“On boarding the bus we were more determined than ever to win it for Shov.”

Then on to Croke Park and the Magee Tailored jerseys everywhere. “By the time we reached Jones’s Road, Donegal were outnumbering the Dubs two to one. Out on the field to ear piercing noise but I don’t have too many memories of the game.”

The Garda escort to Malahide with wives and girlfriends; RTE gate crashing the dinner for the Sunday Game; another Garda escort to the train station (“we could get used to this”); a marvellous train journey to Sligo with crowds at every station; the same on the way from Sligo the Drowes (with as many in Grange as if Sligo had won); on to Donegal Town, “an unbelievable scene”.

“I never saw so many grown men cry, and that was just on the bus,” quipped McGowan.

“Tina Turner was in full flow with ‘Simply The Best’ and for that moment we felt we were the best.

“Those were the days before mobile ‘phones so we had no warning. Then Dom Breslin must have got a bed for everyone in Donegal Town that night.”

Like most players, taking Sam Maguire into Killybegs was the proudest moment, but amazingly Barry has only watched the game on video a couple of times since 1992.

McGowan had made his debut against Kerry in 1989 in the National League in Ballyshannon and admits to having a poor game. He says he was in awe of the likes of Jack O’Shea and made Charlie Nelligan look good by dropping a few balls into his hands.

His call up came after bagging every honour available with his club and then lifting an Ulster Minor Championship in 1985 and Ulster and All-Ireland U-21 honours in 1987.

“We were probably a little lucky in the first game in the U-21 final in Tuam against the mountainous Mick Galwey, but by half-time in the replay in Roscommon, we knew we were the better team.

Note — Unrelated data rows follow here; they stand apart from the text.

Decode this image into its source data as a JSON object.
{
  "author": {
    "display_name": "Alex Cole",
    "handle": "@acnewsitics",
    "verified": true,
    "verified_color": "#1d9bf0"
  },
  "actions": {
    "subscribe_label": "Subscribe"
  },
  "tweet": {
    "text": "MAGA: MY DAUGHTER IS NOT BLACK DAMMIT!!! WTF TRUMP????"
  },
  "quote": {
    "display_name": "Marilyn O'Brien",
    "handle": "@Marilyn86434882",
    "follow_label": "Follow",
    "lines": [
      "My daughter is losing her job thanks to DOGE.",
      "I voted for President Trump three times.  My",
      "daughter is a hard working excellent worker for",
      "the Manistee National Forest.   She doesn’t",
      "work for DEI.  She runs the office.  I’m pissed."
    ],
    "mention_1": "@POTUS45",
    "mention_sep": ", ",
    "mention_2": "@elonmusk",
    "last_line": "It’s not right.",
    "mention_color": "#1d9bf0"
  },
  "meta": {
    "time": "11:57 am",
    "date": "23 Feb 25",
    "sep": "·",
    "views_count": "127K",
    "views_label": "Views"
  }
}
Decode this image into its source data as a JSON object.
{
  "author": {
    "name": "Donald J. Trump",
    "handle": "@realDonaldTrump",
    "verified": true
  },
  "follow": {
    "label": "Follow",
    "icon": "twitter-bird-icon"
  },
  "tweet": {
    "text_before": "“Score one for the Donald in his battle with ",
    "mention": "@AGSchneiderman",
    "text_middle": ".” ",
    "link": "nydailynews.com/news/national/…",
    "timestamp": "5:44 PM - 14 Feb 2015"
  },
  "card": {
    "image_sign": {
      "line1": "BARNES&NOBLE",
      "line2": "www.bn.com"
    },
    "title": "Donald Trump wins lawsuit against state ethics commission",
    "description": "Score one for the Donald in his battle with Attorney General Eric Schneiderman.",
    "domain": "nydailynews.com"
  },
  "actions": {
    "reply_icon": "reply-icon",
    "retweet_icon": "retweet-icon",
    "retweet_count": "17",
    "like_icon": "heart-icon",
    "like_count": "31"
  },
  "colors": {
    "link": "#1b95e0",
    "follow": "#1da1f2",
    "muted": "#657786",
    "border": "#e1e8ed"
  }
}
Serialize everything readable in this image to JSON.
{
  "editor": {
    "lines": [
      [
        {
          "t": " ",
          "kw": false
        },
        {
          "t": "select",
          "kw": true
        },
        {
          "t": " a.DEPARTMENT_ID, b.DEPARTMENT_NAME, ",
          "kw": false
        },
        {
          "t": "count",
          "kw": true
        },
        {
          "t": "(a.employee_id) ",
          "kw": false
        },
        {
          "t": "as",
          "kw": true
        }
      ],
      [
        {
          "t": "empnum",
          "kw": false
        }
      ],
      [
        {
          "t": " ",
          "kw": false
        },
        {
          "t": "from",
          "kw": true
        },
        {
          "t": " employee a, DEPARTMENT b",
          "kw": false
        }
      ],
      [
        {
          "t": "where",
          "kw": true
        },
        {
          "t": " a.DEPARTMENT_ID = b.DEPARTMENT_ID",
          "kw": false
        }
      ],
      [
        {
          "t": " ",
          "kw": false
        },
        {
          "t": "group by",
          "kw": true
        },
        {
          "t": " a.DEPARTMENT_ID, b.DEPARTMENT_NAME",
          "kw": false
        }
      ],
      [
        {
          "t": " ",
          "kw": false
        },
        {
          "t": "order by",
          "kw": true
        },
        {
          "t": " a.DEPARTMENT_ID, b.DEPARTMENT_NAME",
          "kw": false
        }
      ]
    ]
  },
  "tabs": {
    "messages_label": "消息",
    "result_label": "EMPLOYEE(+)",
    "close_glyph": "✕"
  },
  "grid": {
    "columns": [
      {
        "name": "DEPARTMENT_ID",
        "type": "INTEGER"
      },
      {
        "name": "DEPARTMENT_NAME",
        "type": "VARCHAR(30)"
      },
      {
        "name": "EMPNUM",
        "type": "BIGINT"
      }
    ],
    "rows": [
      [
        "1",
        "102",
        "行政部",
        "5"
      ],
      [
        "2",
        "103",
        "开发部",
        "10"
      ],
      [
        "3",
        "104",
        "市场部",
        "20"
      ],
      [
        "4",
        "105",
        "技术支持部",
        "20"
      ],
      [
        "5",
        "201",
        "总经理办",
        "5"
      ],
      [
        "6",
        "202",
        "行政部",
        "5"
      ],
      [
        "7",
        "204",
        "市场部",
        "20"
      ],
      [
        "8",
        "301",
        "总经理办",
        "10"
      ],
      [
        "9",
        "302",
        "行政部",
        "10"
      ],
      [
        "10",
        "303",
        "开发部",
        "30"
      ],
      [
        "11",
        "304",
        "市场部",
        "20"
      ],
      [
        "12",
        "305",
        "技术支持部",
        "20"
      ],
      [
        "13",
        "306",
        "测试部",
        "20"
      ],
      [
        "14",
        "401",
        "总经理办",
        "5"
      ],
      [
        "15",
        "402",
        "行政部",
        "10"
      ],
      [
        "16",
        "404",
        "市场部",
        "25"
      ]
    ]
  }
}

That was special, but Cavan were waiting for us in the long grass in Cootehill the following year,” says Barry.

The Killybegs man feels, apart from the motivation of winning the final for Martin Shovlin, losing to Down in 1991 and seeing them go all the way to win the final was a kick up the backside for us.

“That was a motivating factor, as was our run for Derry the following year in 1993.”

Although the 1992 side was predominantly made up of two U-21 All-Ireland winning sides - 1982 and 1987 - McGowan says he never felt as if there was a gap between the sides. “We always had a good number of characters and there was always a gang at the back of the bus for entertainment purposes, but it helped us bond,” he says.

After 1993, McGowan’s involvement was always interspersed with injury - a factor that was a huge hindrance to his club and more importantly Donegal.

“I had picked up a serious knee injury and had hamstring problems and I seemed to be spending most winters recuperating, but it was always a patch-up job,” said McGowan, who hides any annoyance that might have built up because he missed so many games.

His sheer talent on the ball was a joy to watch and that was reflected by supporters in Donegal when he was selected on the Donegal Democrat Team of the Millennium in 2000. “I cherished that award and it brought home to us what supporters thought of us,” said Barry.

The Killybegs man went on to play for his club until 2002 when, as he says himself, “the enjoyment was gone”. But he still remains with the club, acting as manager alongside Manus Boyle for a few years and has had various stints at underage coaching.

That nimble footwork on the football fields will be put to good use for the club next month as he is one of the participants in the Killybegs Strictly Come Dancing which takes place in the Blue Haven on 24th March - he should look good in Magee Tailored once again.